Because, according to the annual report of the Andalusian Observatory which watches over the promotion of equality in advertising messages, toys and games are products that cemented in 2007 the greatest number of complaints by sexist advertising. The number of complaints, in addition, increased by 13% over the previous year.

Many toys in (especially television) advertising transmit, through its use, roles or content sexist stereotypes. The dolls with the girls, cars with children. Cleaning with girls, games of construction with the children, etc, etc..

The sad ranking is led by the Spanish division of Mattel, that it encompasses products reported as Miracle Baby Doll or Barbie in the 12 Dancing Princesses. Polly or Nenuco not get rid of stereotypes. In addition, in ads, transverse mode, usually seen mothers as supervisor and responsible for family education, while the figure of the father often go unnoticed.

Is not a trivial matter: the advertising bombardment that children receive (all, but they are most vulnerable) instills little by little those images sexist going to be seen as a natural.

Everyone can participate in these ads that seem discriminatory to us allegations. The Andalusian Observatory of advertising not sexist presents on its website a form that you can complete and send online to bring our complaints.

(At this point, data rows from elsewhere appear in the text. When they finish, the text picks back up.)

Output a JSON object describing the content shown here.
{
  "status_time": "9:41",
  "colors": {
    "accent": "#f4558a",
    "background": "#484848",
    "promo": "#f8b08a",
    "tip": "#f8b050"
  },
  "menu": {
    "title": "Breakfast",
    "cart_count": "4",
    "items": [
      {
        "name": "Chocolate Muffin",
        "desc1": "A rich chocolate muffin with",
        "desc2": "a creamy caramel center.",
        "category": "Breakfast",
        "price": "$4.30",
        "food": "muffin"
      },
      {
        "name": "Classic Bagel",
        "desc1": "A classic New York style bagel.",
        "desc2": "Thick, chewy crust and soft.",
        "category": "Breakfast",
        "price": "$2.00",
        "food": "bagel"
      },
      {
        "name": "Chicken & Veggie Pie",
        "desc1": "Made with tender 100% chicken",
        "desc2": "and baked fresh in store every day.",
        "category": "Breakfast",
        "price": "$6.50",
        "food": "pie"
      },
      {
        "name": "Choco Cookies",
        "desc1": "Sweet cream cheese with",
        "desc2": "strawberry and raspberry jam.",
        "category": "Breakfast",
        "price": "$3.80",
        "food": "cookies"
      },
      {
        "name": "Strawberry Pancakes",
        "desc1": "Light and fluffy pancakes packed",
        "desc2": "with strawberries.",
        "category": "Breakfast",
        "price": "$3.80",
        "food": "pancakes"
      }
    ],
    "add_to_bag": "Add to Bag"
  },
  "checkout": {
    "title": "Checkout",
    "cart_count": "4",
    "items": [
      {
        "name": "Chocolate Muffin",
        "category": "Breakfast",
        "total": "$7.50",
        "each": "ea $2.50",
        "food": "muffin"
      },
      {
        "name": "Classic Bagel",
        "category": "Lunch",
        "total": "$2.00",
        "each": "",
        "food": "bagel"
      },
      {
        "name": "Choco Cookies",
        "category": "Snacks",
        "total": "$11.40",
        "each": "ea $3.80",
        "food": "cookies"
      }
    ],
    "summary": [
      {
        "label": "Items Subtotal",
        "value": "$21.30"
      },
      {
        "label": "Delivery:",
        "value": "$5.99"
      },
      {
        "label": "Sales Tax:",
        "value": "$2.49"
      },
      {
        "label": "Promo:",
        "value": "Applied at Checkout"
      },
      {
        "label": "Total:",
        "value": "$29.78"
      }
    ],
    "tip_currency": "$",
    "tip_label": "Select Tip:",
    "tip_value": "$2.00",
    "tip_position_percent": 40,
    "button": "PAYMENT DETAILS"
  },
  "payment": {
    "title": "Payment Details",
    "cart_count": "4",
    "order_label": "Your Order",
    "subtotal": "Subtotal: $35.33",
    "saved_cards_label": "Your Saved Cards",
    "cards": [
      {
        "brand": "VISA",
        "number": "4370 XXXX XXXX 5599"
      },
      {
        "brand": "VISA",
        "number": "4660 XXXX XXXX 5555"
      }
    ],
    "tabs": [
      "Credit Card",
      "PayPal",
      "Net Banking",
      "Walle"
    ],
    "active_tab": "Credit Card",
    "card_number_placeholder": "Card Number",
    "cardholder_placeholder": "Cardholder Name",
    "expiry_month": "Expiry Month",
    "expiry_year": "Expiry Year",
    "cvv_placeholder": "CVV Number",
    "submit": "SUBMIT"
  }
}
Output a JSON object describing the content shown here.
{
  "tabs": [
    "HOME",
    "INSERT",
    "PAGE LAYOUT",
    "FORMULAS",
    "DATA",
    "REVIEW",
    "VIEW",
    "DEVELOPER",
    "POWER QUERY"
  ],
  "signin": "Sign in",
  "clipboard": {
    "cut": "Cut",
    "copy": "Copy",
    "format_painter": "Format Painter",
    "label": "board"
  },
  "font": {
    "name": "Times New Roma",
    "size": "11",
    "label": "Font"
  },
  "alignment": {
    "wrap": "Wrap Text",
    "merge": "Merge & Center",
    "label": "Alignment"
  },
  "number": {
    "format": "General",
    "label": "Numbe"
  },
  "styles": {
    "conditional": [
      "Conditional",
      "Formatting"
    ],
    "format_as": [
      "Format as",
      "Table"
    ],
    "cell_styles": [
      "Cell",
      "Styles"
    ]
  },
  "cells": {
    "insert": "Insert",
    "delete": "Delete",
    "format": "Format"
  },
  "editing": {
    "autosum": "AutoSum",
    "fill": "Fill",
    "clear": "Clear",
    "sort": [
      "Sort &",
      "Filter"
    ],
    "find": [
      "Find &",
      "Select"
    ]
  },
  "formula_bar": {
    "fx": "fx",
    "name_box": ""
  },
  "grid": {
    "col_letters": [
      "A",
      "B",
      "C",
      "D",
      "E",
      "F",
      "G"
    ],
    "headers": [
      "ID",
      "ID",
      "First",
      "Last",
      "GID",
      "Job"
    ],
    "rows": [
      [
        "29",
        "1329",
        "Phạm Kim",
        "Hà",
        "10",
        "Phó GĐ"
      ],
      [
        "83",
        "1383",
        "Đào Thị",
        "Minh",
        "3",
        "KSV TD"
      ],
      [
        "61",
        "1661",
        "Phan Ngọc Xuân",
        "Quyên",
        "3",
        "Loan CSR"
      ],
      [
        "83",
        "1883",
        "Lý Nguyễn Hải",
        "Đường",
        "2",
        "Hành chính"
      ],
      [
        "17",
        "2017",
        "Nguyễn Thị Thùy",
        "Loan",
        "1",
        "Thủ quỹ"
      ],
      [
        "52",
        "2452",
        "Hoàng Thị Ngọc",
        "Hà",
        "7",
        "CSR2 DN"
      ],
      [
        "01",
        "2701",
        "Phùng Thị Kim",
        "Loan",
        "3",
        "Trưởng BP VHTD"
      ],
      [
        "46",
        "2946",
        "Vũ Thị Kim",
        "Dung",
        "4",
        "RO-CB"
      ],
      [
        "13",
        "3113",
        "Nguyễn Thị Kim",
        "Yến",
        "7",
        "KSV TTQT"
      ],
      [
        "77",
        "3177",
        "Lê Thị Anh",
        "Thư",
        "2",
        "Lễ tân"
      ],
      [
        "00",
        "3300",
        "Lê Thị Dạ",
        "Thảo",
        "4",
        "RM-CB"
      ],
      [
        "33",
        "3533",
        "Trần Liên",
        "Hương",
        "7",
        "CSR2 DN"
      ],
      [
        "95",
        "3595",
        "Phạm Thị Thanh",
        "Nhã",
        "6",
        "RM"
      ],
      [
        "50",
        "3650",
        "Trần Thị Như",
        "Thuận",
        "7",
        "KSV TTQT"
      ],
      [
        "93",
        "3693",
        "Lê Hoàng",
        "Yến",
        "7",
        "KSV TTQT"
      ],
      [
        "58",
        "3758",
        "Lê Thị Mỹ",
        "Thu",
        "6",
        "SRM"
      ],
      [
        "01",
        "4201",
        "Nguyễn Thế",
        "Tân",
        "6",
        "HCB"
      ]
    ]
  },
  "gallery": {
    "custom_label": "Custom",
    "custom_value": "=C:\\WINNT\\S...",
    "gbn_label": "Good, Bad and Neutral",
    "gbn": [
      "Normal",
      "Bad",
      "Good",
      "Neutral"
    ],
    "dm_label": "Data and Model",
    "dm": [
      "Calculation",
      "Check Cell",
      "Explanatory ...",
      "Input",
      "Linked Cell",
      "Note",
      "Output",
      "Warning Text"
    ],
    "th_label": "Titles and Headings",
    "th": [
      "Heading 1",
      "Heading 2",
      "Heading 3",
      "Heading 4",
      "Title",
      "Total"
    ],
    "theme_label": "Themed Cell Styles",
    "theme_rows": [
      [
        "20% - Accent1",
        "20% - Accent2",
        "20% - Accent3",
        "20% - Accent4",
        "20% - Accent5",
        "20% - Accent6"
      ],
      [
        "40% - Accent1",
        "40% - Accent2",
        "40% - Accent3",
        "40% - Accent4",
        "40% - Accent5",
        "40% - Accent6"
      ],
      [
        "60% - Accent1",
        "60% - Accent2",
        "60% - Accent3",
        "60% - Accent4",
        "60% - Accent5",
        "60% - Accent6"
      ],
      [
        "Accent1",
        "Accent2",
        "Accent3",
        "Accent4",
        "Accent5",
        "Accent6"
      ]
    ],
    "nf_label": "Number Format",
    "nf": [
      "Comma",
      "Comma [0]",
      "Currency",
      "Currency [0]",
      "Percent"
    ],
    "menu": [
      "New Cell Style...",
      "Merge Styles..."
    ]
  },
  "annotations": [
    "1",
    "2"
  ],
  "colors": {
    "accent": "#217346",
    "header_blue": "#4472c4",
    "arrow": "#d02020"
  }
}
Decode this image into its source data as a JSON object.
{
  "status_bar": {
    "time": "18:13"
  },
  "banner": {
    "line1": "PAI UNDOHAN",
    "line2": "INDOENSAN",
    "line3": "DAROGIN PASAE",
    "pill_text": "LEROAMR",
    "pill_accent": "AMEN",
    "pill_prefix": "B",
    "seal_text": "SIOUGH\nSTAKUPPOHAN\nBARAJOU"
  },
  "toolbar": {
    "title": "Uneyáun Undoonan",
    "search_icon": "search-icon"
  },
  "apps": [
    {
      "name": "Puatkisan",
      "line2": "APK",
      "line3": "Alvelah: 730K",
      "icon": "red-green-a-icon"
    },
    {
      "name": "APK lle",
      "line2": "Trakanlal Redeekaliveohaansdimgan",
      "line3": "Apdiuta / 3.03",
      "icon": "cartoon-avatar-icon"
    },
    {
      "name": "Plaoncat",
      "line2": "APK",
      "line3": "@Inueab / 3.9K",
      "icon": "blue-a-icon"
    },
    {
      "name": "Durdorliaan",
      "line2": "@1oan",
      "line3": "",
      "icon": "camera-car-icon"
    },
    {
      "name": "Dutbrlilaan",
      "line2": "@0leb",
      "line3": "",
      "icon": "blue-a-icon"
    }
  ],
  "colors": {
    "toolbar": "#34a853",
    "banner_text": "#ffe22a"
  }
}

Many will not fall on deaf ears: after receiving the complaints, the Instituto Andaluz de la Mujer, on whom depends the Observatory contacted 127 companies, of which 25 percent pledged to modify or withdraw the campaigns. This begins to change is, therefore, in the hands of all.